Japanese Imari porcelain adorns the other walls, while a pair of restrained Chippendale carvers sit unassumingly at the mahogany table, which again is festooned with family photographs. Sir Reginald points out the rare wallpaper, dating from 1800, that hangs in the Chinese Drawing Room. Taking centre stage is a chandelier which, he explains, came from Marlborough House in London, and a fine Adam fireplace. The Queen Anne walnut bureau on the north wall and the remarkable Charles II lacquer cabinet were originally in Buckingham House and are of national importance.

“We need to keep the drawers closed in here because of the sun, and there are protective screens on most of the windows to protect fabrics and furniture. When the house isn’t open for viewing all the rooms are all closed with the shutters drawn.”

The award-winning gardens are stunning; a mix of Edwardian fernery and rare plants with a lily pond that makes a peaceful place to sit beside.

Originally two terraces flanked the south side of the house, but the present gardens were planned by Sir Reginald and created with help from Percy Cane.

The pair incorporated a large amount of parkland into the formal gardens, including a large cedar of Lebanon tree which immediately gave the area maturity.

Sir Reginald and his dog lead the way across the lawn to a third terrace which was added as a formal water garden and offers one of the best views of the house.

From there we stroll into a semi-wild glade leading to the Temple Walk before taking a shady path from the front of the house past a Georgian ice-house to the organic vegetable plot, of which he is very proud.

To cap it all, behind the crops an adjacent walled garden is home to about a dozen magnificent birds of prey which can be seen in all their glory during afternoon displays.

Sutton Park has been put together with great panache by Sir Reginald and Lady Sheffield to make a grand but inviting stately home. But despite a life-long passion for items of beauty, he thinks his collection is probably about complete.

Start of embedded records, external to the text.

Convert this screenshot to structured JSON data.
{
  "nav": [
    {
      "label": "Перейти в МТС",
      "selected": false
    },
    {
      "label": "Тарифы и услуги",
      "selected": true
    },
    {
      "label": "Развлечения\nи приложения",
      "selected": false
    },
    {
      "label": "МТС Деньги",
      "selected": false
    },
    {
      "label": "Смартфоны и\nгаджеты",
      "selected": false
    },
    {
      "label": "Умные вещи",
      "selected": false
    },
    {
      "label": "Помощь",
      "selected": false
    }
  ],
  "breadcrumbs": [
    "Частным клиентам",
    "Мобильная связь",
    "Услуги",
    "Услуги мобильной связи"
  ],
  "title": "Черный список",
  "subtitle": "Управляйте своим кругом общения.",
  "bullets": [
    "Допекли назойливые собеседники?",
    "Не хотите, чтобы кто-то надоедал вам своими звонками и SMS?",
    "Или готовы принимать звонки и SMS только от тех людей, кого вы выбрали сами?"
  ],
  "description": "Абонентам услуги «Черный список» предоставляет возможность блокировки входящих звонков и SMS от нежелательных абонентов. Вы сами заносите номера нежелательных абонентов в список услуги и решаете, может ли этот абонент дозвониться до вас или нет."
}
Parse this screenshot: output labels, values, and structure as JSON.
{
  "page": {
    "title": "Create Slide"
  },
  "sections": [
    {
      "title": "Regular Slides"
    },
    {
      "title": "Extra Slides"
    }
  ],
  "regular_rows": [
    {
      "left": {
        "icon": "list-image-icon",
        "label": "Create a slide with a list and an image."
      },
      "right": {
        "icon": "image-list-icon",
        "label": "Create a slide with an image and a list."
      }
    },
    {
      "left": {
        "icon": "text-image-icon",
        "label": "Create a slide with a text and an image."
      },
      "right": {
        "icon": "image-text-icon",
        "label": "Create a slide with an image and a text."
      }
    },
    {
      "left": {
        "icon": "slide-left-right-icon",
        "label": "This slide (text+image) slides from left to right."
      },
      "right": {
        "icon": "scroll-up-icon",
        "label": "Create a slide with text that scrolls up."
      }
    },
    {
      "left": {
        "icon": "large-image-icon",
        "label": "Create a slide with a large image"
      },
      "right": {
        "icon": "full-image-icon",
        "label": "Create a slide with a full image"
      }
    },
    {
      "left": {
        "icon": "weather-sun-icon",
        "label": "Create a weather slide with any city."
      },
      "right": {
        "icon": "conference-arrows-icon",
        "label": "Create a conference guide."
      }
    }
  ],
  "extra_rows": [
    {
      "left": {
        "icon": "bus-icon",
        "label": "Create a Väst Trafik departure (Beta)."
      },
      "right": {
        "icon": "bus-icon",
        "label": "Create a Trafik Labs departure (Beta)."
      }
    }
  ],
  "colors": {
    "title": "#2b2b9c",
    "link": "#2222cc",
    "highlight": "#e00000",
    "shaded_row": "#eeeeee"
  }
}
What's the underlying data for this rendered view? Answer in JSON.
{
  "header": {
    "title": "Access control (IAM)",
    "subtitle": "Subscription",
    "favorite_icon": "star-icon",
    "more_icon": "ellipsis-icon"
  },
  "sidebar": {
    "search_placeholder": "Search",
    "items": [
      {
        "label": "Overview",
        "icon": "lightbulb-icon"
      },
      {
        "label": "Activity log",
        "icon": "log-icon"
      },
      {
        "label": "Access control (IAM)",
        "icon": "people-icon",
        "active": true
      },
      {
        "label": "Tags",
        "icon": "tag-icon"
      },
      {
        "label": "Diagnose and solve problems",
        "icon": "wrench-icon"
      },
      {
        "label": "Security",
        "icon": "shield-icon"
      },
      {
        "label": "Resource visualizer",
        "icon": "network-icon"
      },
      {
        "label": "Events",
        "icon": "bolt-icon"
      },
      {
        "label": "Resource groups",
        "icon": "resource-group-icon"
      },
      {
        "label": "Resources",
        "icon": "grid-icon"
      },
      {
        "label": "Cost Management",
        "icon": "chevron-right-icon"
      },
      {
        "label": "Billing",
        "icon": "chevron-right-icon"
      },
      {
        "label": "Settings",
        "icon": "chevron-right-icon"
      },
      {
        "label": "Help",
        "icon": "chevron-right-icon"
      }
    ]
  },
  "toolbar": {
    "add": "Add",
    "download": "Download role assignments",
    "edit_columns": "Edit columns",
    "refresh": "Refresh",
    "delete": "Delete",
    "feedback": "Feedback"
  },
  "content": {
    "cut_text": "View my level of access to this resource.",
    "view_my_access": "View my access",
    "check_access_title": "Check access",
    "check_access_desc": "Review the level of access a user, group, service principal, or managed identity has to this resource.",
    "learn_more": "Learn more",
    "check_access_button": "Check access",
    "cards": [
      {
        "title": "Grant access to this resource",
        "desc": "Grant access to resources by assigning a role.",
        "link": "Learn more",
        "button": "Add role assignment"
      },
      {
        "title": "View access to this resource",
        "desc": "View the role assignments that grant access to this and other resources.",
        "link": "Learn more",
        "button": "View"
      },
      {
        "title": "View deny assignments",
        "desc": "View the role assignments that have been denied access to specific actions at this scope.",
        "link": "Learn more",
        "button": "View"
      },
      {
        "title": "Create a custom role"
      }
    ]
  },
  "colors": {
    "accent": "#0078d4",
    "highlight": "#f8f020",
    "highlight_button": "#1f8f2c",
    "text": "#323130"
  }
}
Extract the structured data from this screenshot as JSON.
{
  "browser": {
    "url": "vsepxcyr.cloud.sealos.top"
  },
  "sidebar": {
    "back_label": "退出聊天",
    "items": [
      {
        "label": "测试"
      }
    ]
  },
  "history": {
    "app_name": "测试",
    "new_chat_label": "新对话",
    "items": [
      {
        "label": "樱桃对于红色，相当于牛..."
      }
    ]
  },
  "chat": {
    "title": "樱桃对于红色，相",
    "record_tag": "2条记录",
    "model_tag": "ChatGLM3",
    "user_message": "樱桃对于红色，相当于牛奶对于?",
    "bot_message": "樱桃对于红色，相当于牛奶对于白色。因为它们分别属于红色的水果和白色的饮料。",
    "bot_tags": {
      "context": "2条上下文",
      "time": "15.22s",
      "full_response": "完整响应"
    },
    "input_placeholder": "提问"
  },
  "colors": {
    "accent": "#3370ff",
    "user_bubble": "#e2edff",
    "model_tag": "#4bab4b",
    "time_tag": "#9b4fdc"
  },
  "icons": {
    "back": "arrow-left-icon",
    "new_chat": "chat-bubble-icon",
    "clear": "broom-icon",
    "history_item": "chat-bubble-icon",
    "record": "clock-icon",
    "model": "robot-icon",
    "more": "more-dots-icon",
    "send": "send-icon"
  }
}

“We do keep on buying things, my mother was an antiques dealer and I’m also interested in antiques. But the problem now is that we don’t have anywhere to put anything else.”